• DATA PROVIDED:

================================

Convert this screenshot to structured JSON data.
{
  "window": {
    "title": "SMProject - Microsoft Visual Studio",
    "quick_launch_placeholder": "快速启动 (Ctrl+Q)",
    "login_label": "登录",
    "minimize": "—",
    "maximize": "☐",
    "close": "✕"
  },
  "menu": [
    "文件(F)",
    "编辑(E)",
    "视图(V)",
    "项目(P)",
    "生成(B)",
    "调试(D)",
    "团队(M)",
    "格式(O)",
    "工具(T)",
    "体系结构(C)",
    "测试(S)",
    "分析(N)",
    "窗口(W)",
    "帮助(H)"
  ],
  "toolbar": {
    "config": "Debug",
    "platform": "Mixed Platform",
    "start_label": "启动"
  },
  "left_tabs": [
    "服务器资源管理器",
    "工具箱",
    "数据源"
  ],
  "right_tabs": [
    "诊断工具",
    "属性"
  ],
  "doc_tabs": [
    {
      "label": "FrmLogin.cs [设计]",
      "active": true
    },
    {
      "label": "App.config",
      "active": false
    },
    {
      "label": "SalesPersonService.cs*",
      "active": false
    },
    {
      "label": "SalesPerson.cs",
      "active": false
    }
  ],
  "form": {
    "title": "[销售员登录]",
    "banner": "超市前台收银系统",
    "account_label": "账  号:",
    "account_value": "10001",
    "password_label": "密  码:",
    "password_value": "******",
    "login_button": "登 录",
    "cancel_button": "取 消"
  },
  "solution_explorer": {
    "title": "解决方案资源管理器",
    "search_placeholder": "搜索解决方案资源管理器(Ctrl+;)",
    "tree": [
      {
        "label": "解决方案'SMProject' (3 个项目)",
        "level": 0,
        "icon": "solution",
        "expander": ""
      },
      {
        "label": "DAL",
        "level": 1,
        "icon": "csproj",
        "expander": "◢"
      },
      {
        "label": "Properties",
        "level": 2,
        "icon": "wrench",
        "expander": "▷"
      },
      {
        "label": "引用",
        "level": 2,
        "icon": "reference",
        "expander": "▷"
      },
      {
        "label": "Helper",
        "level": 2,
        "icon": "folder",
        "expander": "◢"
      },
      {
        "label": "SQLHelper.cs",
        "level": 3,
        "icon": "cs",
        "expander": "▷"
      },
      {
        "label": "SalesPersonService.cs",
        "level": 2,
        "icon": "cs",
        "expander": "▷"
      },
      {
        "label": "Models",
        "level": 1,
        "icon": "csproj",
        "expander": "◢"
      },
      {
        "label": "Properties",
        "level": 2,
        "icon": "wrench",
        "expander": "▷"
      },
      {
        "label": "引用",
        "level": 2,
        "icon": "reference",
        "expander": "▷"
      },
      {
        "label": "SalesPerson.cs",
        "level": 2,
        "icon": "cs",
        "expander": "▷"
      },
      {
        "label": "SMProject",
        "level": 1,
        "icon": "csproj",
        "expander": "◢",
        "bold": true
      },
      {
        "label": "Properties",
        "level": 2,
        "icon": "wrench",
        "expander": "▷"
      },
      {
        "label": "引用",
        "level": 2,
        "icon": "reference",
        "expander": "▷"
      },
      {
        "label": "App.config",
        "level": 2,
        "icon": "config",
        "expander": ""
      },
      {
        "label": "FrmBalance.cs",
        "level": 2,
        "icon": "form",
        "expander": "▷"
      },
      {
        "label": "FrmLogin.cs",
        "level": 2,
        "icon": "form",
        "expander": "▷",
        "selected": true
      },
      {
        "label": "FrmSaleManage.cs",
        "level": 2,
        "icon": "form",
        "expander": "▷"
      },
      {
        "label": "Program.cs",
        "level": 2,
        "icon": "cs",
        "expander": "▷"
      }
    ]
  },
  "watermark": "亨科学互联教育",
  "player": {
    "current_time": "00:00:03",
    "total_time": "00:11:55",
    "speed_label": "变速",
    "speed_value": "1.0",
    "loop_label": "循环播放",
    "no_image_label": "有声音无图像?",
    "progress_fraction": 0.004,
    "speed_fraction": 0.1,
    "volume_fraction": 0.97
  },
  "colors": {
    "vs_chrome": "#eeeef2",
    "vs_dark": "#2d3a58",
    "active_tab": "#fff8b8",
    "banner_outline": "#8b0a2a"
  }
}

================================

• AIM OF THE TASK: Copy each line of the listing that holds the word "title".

• TASK OUTPUT:
    "title": "SMProject - Microsoft Visual Studio",
    "title": "[销售员登录]",
    "title": "解决方案资源管理器",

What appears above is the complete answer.